What the task asks: What you return should be each line of the data containing the string "authors".

┌────────

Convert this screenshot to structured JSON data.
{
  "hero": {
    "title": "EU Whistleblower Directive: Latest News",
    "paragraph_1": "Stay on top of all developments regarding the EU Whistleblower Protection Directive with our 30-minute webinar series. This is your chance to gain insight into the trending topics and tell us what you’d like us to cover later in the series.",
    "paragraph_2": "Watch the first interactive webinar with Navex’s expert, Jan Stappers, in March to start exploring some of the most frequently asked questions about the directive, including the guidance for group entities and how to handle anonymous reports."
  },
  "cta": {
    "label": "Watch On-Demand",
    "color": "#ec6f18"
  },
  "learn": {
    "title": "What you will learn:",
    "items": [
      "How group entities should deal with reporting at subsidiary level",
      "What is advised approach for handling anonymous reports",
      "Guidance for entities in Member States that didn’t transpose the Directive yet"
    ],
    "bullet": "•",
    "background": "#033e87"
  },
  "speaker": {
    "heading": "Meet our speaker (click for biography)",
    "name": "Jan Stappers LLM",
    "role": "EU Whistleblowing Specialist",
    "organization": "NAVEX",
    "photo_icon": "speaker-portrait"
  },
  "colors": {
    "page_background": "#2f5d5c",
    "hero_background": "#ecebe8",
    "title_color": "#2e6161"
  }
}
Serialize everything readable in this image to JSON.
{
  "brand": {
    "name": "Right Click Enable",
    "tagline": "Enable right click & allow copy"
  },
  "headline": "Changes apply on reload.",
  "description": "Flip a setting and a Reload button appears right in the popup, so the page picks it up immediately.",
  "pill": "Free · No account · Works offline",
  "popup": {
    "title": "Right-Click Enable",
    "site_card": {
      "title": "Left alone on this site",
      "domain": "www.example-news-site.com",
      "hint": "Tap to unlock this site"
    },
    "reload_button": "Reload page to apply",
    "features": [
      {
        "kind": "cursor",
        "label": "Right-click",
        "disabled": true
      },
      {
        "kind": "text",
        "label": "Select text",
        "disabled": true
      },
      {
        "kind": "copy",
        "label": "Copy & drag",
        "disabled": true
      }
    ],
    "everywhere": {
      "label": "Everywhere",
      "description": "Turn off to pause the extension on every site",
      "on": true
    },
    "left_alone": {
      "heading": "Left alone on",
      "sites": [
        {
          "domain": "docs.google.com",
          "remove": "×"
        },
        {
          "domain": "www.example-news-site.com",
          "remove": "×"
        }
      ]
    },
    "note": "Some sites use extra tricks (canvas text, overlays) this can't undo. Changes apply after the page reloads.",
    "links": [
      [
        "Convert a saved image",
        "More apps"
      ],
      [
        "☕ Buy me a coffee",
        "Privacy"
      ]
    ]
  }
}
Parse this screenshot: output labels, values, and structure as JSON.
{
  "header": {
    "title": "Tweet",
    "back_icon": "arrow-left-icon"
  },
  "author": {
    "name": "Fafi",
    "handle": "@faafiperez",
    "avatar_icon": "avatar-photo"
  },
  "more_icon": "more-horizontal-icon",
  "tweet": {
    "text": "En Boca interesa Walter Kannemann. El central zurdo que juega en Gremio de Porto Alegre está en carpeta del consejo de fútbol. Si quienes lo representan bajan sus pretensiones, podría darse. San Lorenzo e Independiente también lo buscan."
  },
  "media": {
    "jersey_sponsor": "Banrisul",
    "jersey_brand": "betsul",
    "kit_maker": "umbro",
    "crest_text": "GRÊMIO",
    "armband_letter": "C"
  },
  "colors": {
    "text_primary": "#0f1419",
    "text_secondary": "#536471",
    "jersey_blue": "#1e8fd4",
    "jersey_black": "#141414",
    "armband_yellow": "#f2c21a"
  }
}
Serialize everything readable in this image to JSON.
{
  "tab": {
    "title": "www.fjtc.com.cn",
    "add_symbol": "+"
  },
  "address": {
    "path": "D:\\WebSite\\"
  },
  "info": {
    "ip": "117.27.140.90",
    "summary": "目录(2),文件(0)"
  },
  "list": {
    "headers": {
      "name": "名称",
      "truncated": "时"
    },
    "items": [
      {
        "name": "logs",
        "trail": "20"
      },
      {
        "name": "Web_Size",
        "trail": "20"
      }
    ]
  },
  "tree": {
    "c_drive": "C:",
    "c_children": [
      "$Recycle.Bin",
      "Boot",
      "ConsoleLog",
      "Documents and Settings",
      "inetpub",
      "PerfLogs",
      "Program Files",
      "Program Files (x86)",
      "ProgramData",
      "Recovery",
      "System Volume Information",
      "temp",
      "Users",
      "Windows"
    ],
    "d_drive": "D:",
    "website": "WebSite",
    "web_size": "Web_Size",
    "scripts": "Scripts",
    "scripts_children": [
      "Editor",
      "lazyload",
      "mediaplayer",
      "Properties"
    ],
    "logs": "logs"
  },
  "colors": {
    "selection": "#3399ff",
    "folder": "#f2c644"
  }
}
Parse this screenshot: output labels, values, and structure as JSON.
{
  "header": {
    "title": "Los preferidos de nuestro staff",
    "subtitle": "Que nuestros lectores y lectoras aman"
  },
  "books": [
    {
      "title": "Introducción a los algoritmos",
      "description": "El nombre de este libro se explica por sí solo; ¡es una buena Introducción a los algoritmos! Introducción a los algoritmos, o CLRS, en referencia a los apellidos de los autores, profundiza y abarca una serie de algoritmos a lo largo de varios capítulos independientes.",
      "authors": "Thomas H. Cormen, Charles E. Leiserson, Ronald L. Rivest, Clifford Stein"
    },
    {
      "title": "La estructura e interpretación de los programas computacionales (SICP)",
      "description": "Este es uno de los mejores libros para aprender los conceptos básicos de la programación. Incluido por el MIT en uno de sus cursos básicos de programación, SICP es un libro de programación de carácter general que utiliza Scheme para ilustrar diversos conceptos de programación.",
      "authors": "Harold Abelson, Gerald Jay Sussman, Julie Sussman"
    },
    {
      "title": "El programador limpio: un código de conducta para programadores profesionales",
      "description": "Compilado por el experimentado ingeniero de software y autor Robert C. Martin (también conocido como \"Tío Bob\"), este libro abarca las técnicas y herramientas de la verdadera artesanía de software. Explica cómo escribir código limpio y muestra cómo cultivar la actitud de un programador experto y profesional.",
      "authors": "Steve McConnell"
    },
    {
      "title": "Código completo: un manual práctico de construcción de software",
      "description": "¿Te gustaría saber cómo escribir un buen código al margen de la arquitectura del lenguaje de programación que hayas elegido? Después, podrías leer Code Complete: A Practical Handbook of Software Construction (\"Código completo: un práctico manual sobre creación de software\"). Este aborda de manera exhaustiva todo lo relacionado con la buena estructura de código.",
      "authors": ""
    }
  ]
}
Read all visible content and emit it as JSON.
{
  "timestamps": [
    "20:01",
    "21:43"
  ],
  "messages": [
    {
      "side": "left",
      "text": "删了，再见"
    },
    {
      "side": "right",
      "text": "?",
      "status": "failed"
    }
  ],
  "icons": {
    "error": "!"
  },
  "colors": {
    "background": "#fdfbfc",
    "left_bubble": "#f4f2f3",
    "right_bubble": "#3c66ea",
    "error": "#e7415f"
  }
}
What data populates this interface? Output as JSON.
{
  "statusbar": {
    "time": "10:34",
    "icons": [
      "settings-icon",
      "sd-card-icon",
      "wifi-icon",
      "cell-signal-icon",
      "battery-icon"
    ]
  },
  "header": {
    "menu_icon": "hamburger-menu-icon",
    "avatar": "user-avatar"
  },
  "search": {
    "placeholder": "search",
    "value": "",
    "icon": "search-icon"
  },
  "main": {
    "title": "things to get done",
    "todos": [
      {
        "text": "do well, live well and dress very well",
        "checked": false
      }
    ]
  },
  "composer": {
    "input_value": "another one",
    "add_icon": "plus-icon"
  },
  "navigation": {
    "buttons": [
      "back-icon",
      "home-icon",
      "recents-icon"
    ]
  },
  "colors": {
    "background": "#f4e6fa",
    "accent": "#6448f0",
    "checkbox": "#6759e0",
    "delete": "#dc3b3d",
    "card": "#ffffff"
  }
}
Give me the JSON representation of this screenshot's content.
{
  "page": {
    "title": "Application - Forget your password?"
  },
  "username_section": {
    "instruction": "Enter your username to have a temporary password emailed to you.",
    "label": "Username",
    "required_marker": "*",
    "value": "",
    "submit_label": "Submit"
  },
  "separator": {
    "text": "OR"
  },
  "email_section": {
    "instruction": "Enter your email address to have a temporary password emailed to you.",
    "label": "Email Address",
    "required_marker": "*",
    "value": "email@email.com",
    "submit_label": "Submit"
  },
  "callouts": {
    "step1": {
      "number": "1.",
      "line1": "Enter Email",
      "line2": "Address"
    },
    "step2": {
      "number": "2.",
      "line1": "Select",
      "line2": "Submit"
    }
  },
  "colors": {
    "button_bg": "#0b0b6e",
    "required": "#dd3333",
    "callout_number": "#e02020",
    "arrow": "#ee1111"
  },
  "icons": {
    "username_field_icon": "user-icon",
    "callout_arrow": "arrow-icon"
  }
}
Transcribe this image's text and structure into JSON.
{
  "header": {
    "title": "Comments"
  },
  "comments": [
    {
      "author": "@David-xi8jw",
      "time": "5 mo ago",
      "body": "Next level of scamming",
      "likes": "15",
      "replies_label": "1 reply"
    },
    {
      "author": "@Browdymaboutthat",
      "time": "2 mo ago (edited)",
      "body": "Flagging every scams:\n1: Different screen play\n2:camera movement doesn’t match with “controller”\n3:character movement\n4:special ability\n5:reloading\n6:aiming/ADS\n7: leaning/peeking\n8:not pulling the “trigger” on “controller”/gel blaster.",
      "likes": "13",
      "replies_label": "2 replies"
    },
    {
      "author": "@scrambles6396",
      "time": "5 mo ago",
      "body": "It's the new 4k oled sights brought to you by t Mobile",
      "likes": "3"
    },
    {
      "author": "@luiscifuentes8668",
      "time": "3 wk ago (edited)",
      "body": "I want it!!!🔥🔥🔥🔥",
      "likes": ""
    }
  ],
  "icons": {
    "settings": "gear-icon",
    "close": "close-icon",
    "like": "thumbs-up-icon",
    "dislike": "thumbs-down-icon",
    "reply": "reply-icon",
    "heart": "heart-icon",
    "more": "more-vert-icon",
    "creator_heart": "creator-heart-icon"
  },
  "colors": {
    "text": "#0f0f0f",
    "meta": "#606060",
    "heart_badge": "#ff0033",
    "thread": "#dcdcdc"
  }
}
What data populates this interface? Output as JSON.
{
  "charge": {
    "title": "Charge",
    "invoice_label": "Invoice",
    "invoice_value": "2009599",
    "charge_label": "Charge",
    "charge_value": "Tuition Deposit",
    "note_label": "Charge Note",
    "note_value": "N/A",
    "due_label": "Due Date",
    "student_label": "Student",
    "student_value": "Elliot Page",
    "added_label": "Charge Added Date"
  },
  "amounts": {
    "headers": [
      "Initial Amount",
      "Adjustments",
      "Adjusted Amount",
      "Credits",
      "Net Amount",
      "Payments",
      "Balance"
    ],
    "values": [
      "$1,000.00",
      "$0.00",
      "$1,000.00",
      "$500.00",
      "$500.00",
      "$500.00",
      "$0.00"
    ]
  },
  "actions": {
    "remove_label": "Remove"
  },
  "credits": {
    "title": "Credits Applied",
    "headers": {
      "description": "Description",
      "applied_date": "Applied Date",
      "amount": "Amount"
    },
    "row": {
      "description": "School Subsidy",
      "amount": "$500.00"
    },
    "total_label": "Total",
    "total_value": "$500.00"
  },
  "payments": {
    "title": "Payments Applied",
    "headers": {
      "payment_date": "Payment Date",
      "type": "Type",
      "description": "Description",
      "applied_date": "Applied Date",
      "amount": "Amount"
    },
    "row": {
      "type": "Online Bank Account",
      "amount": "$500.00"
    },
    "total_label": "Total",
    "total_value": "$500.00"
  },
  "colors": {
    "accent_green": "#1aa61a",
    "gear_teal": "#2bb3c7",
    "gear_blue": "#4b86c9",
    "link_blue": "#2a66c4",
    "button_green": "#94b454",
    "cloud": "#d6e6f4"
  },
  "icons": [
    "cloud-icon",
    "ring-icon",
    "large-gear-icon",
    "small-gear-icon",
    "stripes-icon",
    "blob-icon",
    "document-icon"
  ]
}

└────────

Solution to this problem:
      "authors": "Thomas H. Cormen, Charles E. Leiserson, Ronald L. Rivest, Clifford Stein"
      "authors": "Harold Abelson, Gerald Jay Sussman, Julie Sussman"
      "authors": "Steve McConnell"
      "authors": ""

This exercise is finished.